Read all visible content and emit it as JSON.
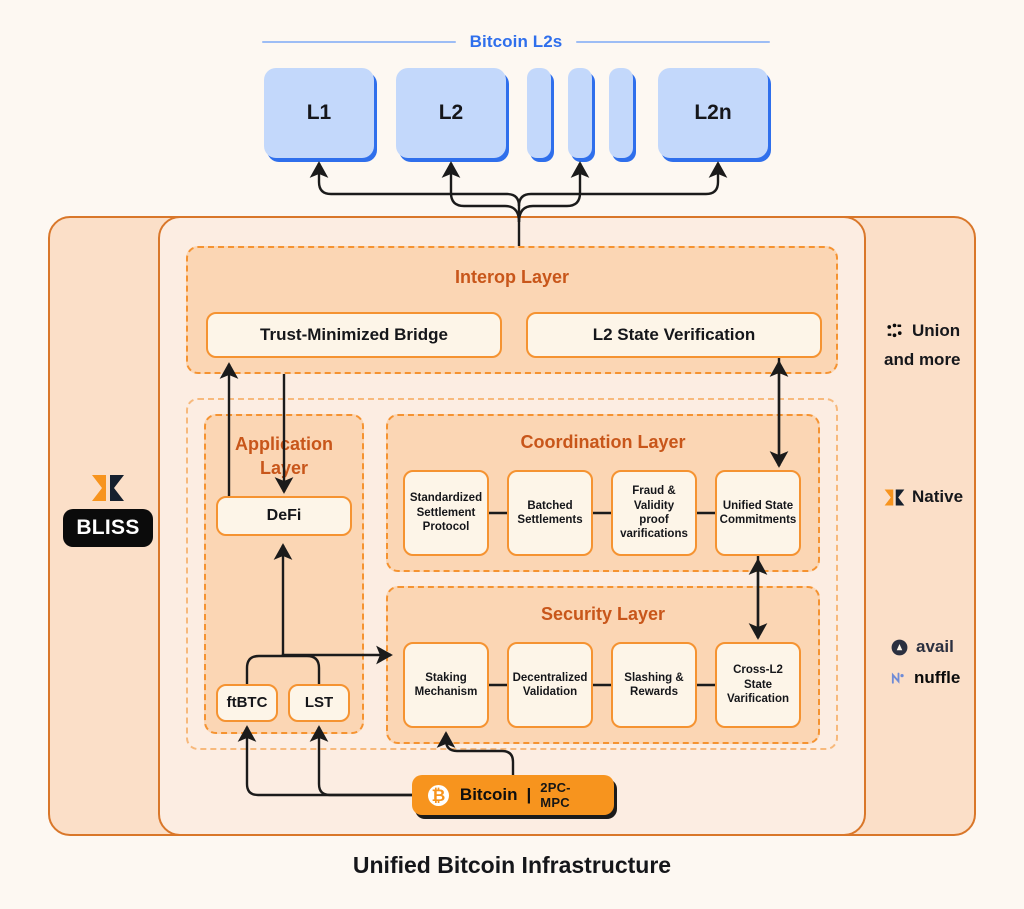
{
  "header": {
    "title": "Bitcoin L2s"
  },
  "l2_boxes": [
    {
      "label": "L1",
      "type": "wide"
    },
    {
      "label": "L2",
      "type": "wide"
    },
    {
      "label": "",
      "type": "slim"
    },
    {
      "label": "",
      "type": "slim"
    },
    {
      "label": "",
      "type": "slim"
    },
    {
      "label": "L2n",
      "type": "wide"
    }
  ],
  "interop_layer": {
    "title": "Interop Layer",
    "nodes": [
      {
        "label": "Trust-Minimized Bridge"
      },
      {
        "label": "L2 State Verification"
      }
    ]
  },
  "application_layer": {
    "title_line1": "Application",
    "title_line2": "Layer",
    "nodes": [
      {
        "label": "DeFi"
      },
      {
        "label": "ftBTC"
      },
      {
        "label": "LST"
      }
    ]
  },
  "coordination_layer": {
    "title": "Coordination Layer",
    "nodes": [
      {
        "label": "Standardized Settlement Protocol"
      },
      {
        "label": "Batched Settlements"
      },
      {
        "label": "Fraud & Validity proof varifications"
      },
      {
        "label": "Unified State Commitments"
      }
    ]
  },
  "security_layer": {
    "title": "Security Layer",
    "nodes": [
      {
        "label": "Staking Mechanism"
      },
      {
        "label": "Decentralized Validation"
      },
      {
        "label": "Slashing & Rewards"
      },
      {
        "label": "Cross-L2 State Varification"
      }
    ]
  },
  "bitcoin_badge": {
    "symbol": "₿",
    "name": "Bitcoin",
    "separator": "|",
    "protocol": "2PC-MPC"
  },
  "bliss": {
    "label": "BLISS"
  },
  "partners": [
    {
      "label": "Union",
      "icon": "union-icon"
    },
    {
      "label": "and more",
      "icon": ""
    },
    {
      "label": "Native",
      "icon": "native-icon"
    },
    {
      "label": "avail",
      "icon": "avail-icon"
    },
    {
      "label": "nuffle",
      "icon": "nuffle-icon"
    }
  ],
  "footer": {
    "title": "Unified Bitcoin Infrastructure"
  },
  "colors": {
    "page_bg": "#FDF8F2",
    "l2_fill": "#C3D8FB",
    "l2_shadow": "#2F6FEC",
    "accent_blue": "#2F6FEC",
    "outer_fill": "#FBDFC8",
    "inner_fill": "#FCEDE2",
    "layer_fill": "#FBD6B4",
    "layer_border": "#F59331",
    "layer_title": "#C8561A",
    "node_fill": "#FDF5E8",
    "bitcoin_orange": "#F7941E",
    "arrow": "#1B1B1B"
  }
}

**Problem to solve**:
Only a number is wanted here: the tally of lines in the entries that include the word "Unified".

**Written solution**:
2